Conflict Style Assessment
Conflict between people can take many forms. At its most dramatic it can mean fundamental disagreements which lead to fights (and even battles and war if enough people feel the same way about the disagreement). Moderate conflict may mean that an individual or a group of people feel angry at or irritated by another individual or group which leads to moderate antagonism and bad feeling (sometimes for a sustained period of time). And at its most gentle, conflict may mean that we don’t feel or think the same way as another person or person and it creates either an underlying tension or an argument about the issue (usually over a short period and without creating a residual resentment).
At the center of all three forms of conflict is the idea of opposites, incompatibility and divergence (of feelings or ideas). Put another way, conflict can simply occur when ideas and feelings clash or pull in different directions and something has to give.
For some people, conflict is an important necessity to resolve differences and it may even provide excitement and stimulation. For others however, conflict always has the potential to make them feel uncomfortable and can cause much stress and anxiety. Whatever the reaction, understanding and managing the reasons for conflict and better appreciating how to manage it successfully, whenever it occurs, is a key personal and organizational competence well worth learning.
An effective conflict assessment helps individuals to appreciate not only their own style or approach when in a conflict situation, but also the styles used by others to try and get their own way. This should also include an assessment of the situational factors that are at the heart of most conflicts and disputes.

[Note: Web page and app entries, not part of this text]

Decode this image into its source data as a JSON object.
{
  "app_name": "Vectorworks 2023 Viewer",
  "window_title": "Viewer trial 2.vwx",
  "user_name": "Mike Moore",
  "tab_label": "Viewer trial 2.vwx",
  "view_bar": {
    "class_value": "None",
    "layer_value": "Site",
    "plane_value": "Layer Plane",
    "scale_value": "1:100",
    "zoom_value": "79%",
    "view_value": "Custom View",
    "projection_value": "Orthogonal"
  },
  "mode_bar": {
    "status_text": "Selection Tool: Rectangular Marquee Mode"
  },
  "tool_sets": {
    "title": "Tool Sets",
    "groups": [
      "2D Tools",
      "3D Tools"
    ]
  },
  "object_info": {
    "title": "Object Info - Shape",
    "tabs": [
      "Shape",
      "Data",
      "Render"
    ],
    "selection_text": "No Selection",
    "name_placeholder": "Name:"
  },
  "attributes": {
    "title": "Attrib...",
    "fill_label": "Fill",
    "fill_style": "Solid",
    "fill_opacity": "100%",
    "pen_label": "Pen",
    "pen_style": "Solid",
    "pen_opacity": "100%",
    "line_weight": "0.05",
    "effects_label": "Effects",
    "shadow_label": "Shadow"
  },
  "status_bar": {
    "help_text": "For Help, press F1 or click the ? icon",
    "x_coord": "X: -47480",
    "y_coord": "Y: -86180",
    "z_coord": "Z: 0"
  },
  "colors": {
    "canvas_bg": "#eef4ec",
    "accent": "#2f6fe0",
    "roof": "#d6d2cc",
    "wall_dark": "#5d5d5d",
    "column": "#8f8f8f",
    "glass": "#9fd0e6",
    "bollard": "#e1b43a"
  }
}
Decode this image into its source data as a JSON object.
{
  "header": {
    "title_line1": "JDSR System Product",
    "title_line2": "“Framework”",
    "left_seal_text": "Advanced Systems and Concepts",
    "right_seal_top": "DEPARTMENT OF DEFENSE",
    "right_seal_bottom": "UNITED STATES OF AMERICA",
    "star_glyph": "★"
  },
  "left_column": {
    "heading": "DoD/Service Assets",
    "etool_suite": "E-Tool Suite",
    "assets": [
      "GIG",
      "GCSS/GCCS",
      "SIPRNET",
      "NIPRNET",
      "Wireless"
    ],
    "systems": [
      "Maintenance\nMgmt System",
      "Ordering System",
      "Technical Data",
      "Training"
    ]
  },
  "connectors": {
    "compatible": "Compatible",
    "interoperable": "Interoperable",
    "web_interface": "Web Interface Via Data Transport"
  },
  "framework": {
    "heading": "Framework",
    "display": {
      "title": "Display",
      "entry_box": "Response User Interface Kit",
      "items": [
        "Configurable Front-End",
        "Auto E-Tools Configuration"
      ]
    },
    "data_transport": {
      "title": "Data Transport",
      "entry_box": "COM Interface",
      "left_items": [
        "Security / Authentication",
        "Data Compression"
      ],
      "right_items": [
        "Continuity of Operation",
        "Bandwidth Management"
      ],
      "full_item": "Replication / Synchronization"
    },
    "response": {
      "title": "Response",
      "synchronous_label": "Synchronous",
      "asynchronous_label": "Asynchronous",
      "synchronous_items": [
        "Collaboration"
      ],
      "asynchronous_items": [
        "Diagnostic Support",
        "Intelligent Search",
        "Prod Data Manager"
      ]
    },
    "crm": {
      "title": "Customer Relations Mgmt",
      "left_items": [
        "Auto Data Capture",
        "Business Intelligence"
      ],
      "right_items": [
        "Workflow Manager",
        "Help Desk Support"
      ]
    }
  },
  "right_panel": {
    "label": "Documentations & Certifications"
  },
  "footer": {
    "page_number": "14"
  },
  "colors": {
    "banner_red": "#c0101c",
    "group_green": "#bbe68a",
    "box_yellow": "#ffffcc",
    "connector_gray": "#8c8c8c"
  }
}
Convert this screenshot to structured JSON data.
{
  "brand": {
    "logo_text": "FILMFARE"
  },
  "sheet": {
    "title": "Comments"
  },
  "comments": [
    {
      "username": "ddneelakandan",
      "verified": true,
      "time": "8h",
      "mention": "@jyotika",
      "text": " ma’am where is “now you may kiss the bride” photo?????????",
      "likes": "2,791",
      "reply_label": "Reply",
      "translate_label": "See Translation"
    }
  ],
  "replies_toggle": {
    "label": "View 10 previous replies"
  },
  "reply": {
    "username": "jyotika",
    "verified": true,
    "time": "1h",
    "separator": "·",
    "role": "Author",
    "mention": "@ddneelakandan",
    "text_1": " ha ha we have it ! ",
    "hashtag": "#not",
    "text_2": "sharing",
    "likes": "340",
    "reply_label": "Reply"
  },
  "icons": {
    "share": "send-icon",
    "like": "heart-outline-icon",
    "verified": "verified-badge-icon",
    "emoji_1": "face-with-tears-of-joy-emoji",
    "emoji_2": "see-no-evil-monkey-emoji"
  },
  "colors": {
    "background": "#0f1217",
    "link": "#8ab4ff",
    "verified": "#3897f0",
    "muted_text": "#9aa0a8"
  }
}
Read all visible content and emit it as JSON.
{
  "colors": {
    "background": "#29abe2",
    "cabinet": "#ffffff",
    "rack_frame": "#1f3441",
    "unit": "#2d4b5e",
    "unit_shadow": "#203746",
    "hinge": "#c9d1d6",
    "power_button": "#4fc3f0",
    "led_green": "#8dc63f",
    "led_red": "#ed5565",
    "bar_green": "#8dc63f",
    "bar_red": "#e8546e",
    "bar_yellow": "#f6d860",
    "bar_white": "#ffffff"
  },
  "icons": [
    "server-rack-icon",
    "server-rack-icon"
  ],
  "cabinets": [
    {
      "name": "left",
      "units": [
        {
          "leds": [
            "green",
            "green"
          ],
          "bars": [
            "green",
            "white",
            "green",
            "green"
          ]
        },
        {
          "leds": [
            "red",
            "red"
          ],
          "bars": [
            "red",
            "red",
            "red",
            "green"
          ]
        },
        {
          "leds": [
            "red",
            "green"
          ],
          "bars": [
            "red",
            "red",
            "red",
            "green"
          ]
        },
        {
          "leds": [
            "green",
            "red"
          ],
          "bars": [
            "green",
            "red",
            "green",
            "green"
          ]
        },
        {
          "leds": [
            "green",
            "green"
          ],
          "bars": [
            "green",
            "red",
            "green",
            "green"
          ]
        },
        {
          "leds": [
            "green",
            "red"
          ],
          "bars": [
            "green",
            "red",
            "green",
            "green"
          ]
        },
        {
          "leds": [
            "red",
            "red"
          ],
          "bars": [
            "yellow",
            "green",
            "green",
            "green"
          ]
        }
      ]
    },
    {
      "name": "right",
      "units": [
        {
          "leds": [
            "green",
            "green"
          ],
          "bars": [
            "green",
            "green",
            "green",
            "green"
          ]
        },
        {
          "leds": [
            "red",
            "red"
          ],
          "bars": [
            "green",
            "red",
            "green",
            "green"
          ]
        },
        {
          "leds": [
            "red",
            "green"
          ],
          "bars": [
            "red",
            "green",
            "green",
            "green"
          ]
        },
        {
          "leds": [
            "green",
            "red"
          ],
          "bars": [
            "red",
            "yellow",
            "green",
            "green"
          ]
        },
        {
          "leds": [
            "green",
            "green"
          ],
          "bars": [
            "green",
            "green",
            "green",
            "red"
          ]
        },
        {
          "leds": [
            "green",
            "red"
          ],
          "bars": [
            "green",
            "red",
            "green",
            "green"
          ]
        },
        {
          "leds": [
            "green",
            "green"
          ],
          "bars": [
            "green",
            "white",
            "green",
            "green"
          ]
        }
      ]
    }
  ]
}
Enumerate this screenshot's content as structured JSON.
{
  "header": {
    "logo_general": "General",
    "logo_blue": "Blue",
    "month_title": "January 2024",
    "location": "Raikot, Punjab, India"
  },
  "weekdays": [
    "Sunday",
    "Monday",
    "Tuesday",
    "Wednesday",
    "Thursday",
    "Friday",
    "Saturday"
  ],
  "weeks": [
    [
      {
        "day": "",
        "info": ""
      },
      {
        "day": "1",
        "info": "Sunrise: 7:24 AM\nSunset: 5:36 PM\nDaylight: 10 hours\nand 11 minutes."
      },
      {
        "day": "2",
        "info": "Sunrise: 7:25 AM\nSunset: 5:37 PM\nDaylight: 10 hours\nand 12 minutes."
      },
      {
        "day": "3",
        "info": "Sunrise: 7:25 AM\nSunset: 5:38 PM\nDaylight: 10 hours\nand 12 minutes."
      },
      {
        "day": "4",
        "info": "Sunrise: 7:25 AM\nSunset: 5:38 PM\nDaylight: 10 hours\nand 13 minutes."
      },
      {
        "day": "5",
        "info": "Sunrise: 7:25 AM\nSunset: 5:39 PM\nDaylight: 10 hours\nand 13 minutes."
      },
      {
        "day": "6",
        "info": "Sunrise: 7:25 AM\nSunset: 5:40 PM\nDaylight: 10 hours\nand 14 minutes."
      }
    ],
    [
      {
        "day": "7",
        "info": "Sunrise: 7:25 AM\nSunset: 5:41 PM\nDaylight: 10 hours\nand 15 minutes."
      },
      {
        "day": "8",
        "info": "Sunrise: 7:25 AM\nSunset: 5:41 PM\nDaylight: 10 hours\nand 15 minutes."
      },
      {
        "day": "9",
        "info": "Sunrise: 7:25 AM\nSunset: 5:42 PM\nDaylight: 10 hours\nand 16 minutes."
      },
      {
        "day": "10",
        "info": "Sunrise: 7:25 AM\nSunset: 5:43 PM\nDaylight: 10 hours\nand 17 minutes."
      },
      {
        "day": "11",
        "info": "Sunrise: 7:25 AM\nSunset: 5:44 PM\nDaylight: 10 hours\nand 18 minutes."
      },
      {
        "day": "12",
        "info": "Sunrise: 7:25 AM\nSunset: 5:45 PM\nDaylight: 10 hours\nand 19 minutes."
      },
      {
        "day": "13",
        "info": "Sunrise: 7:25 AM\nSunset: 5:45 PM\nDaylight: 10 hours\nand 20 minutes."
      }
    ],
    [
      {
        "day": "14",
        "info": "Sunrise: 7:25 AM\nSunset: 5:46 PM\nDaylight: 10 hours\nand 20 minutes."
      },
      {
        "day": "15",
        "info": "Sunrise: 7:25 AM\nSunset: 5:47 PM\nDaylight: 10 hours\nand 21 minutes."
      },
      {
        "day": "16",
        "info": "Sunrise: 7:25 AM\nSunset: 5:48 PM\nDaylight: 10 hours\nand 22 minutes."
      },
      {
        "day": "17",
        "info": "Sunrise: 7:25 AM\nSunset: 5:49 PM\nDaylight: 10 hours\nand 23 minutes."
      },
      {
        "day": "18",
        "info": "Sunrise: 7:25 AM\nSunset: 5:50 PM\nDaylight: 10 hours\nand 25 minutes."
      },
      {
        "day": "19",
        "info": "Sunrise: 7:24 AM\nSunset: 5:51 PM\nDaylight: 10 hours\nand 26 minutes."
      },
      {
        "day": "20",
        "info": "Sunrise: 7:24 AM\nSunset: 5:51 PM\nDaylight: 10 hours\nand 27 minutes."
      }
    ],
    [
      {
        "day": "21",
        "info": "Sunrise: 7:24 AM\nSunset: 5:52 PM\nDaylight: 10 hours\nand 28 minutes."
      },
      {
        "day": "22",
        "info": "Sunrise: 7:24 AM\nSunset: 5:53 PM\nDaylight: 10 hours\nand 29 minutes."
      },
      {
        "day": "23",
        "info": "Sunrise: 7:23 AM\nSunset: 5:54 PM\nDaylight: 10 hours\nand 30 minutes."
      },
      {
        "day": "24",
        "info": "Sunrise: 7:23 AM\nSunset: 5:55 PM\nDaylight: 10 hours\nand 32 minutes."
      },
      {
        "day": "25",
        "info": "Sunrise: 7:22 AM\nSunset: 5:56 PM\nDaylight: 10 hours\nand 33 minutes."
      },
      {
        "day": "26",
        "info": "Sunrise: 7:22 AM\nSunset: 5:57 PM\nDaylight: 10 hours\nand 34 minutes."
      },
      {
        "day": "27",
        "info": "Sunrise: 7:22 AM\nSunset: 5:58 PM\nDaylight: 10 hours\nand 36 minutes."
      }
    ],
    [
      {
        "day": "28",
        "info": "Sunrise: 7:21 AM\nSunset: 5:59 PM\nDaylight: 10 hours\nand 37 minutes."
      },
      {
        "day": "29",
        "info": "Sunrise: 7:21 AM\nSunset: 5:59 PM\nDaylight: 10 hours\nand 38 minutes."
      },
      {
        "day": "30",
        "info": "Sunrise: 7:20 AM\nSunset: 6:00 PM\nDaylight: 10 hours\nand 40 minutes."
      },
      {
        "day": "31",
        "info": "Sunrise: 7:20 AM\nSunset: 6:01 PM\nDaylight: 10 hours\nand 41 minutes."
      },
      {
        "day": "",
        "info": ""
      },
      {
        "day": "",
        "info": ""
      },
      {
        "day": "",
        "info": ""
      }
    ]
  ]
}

This online “conflict style assessment” (see link below) allows individuals to carry out a self-assessment in terms of the conflict style they most often adopt, their secondary style and even their tertiary style (plotting the results on a four quadrant grid for maximum visual impact). Individuals end up with a personalized report of results which also then shows where efforts to improve may be focused in the future, including specific steps to “flex” their style to better deal with the many different conflict situations they are likely to encounter. The $15 spent on this assessment is therefore well-worth the investment.